There are many options out there when it comes to commercial cleaners and polishes. You will easily find these products labeled for “natural stone” countertops.
Many of these are safe to use on quartz, but you should check each product carefully, and ideally choose one that is labeled as safe for quartz countertops. Cleaners and polishes that are safe for quartz counters should be non-abrasive, not contain bleach, and have a neutral pH level.
A glass cleaner is a great alternative to commercial quartz countertop polishers. You should be able to find a glass cleaner without bleach at your local store. Windex even has a product specifically designed for use on quartz.
You can use it to polish your countertop and keep it looking shiny and new. This isn’t something that needs done all the time, though. Polishing your quartz countertop once a month should be adequate, but you can always do an extra session if your countertop seems to be losing that attractive sheen.
You can also protect and maintain your quartz countertops by avoiding other potentially harmful actions. Quartz countertops are resistant to heat and scratches, but you are better off avoiding both.

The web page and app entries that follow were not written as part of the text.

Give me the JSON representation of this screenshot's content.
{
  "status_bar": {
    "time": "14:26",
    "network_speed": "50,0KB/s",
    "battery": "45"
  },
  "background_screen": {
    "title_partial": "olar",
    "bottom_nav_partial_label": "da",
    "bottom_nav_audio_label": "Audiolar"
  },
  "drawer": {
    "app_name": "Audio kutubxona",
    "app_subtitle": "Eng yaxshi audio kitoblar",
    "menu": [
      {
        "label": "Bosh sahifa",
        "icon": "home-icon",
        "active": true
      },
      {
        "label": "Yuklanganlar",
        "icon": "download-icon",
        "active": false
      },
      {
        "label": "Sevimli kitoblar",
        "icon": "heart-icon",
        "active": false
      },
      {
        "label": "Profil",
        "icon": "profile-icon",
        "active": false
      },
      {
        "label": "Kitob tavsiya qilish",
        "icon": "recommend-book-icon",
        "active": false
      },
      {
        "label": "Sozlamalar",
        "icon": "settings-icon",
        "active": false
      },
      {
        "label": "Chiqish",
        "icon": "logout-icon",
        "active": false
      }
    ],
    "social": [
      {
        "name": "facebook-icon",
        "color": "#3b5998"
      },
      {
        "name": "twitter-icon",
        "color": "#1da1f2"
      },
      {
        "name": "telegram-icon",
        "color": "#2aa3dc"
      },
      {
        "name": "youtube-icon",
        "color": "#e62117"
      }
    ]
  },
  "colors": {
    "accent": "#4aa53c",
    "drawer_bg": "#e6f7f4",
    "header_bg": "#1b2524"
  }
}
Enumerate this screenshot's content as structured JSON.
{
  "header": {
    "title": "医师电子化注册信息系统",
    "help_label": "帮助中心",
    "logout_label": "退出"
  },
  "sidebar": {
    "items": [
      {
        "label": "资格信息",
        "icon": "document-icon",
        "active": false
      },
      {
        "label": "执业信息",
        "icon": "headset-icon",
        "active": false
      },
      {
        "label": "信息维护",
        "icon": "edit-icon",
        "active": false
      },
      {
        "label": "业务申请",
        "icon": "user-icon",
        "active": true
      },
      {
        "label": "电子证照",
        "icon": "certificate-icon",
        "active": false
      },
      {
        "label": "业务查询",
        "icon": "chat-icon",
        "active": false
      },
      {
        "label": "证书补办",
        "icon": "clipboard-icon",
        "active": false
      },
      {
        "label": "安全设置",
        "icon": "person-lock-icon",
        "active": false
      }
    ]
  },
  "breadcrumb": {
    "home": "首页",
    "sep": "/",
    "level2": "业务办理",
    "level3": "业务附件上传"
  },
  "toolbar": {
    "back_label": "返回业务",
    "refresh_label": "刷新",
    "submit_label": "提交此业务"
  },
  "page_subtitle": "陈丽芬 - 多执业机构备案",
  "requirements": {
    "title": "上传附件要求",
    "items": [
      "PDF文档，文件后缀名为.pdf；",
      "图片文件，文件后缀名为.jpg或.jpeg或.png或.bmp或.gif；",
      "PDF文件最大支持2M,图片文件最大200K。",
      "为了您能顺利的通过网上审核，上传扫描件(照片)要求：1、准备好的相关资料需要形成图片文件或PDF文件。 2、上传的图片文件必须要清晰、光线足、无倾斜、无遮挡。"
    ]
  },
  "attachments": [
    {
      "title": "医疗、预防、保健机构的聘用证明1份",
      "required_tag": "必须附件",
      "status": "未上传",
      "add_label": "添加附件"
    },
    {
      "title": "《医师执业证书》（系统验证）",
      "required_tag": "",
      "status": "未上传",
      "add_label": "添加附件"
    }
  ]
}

Make sure that you use a hot-pad or trivet of some kind when you place hot dishes on your countertops, so they aren’t exposed directly to the heat. Similarly, it is wise to use a cutting board whenever you are using sharp utensils. This protective barrier will keep your countertop from getting scratches that could ruin the seal of the resin and lead to larger cracks overtime.
You should also only use quartz countertops for indoor areas, since they are sensitive to the UV-rays that come from natural sunlight. These rays can cause yellowing and eventually weaken the countertop, so quartz countertops don’t make a good option for outdoor spaces. But as long as you protect them from heat, scratches, and harsh chemicals, your indoor quartz countertops are sure to be a gorgeous feature in your kitchen for years to come.